"Your passion was, and will always be, energizing. Your storytelling was vivid and always sprinkled with laughter. You were the eternal optimist, the architect of better realities."

Romano del Nord: In Memoriam

Through his work at the University of Florence, Professor Romano del Nord dedicated his life to the research and teaching of strategies and technologies that humanize the experience of being a young person in a hospital.

Romano was a prolific author of papers and books with international influence, a designer with award-winning, Florence-based practice CSPE, and a researcher in the realm of evidence based design for health.

Redefining Children's Healthcare

The objective of Romano and his colleagues was to enable children to imagine lines of continuity between their hospital encounters and their everyday life as experienced outside the hospital’s confines. Extensions of everyday life are inserted at the heart of hospitals as points of reference for patients and their families that evoke associations with their sense of identity before the crossing of the hospital’s threshold.

With the help of technologies and multi-sensorial clues (acoustical, lighting, textural, and visual), young people imagine connections to familiar companions and surroundings with which they are comfortable: their room at home, their backyard, the park, their school, their street.

Pictures above show Meyer Children's Hospital in Florence, designed by CSPE with Anshen + Allen.

The Romano del Nord Scholarship

To celebrate Romano's life and work, and to augment and consolidate his many achievements, 2112 created the Romano del Nord Scholarship.

We are proud to announce that the first recipient of the Scholarship is Eletta Naldi. A few images capturing Eletta's residence at 2112 are presented below.

Eletta at 2112
February 12 to March 13, 2019

"The opportunity I had to experience a different culture and a different approach to healthcare and design represents an incredible contribution to my way of thinking about design and the approach of architecture to human needs.

I’ve understood how important context is to the healthcare environment but that the real scope is the same: how to create a better world for users by joining forces, transferring experiences, sharing technologies, collaborating across cultural and geographical boundaries, all united by a shared passion for improving healthcare environments.

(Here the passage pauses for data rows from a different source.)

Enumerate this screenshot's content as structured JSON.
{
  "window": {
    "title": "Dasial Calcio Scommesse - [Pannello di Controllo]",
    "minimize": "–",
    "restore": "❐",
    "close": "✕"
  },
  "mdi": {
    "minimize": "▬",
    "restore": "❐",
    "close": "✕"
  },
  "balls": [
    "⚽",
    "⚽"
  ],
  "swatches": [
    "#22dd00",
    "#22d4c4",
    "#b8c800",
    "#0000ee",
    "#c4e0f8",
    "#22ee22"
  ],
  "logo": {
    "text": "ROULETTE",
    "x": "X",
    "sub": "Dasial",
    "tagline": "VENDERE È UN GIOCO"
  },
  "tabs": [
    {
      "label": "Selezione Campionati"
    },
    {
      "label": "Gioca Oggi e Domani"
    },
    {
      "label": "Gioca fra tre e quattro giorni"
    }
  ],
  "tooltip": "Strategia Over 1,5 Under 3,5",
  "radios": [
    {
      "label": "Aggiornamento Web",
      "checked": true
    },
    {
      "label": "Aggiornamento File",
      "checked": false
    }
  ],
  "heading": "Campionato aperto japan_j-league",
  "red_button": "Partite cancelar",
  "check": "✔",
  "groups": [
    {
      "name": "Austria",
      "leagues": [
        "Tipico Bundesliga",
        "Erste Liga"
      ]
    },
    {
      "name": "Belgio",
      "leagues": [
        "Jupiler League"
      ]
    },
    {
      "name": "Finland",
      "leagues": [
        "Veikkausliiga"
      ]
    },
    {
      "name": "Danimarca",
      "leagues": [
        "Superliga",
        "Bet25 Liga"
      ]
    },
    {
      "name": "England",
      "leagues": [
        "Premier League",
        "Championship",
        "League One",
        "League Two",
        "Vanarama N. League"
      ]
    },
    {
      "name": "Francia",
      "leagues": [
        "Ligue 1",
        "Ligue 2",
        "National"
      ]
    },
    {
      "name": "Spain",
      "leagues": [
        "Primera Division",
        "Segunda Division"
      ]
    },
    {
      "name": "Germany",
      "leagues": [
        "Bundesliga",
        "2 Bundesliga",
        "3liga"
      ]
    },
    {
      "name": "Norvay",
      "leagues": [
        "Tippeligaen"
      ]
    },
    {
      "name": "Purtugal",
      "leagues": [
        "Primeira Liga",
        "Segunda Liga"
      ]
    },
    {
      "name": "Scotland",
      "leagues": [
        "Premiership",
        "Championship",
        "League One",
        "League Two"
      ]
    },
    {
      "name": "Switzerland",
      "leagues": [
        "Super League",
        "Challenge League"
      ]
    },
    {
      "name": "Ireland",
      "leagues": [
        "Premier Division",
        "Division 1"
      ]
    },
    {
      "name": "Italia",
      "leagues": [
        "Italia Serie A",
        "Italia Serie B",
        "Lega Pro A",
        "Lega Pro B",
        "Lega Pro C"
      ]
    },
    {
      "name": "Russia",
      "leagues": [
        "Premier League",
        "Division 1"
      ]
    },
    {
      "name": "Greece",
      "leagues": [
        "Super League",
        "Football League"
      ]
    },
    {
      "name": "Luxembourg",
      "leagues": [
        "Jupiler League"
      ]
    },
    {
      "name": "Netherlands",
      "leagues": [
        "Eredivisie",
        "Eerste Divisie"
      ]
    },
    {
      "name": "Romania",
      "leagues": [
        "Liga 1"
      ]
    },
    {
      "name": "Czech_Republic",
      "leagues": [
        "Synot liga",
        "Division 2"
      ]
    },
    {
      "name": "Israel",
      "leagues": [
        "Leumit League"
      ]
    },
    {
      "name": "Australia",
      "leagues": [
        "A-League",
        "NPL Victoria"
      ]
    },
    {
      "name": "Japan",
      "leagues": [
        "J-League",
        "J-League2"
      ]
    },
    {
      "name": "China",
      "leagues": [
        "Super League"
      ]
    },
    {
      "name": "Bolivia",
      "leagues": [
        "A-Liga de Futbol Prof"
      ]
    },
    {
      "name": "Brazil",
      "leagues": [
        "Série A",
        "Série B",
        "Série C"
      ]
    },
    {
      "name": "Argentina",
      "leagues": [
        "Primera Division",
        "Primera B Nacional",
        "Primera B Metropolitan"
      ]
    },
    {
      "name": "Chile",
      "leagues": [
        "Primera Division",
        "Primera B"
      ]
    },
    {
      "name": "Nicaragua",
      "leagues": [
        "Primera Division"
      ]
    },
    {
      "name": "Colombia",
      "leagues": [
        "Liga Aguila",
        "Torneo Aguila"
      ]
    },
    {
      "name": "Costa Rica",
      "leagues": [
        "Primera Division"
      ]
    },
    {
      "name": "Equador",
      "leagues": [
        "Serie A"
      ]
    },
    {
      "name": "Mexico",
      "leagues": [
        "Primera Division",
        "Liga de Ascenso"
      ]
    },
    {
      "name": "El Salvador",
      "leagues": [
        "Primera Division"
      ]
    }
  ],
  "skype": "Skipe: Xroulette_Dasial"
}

Special thanks to Felicia Cleper-Borkovi, Tonyanna Borkovi, Simon Thomas, Derek and Nancy Parker"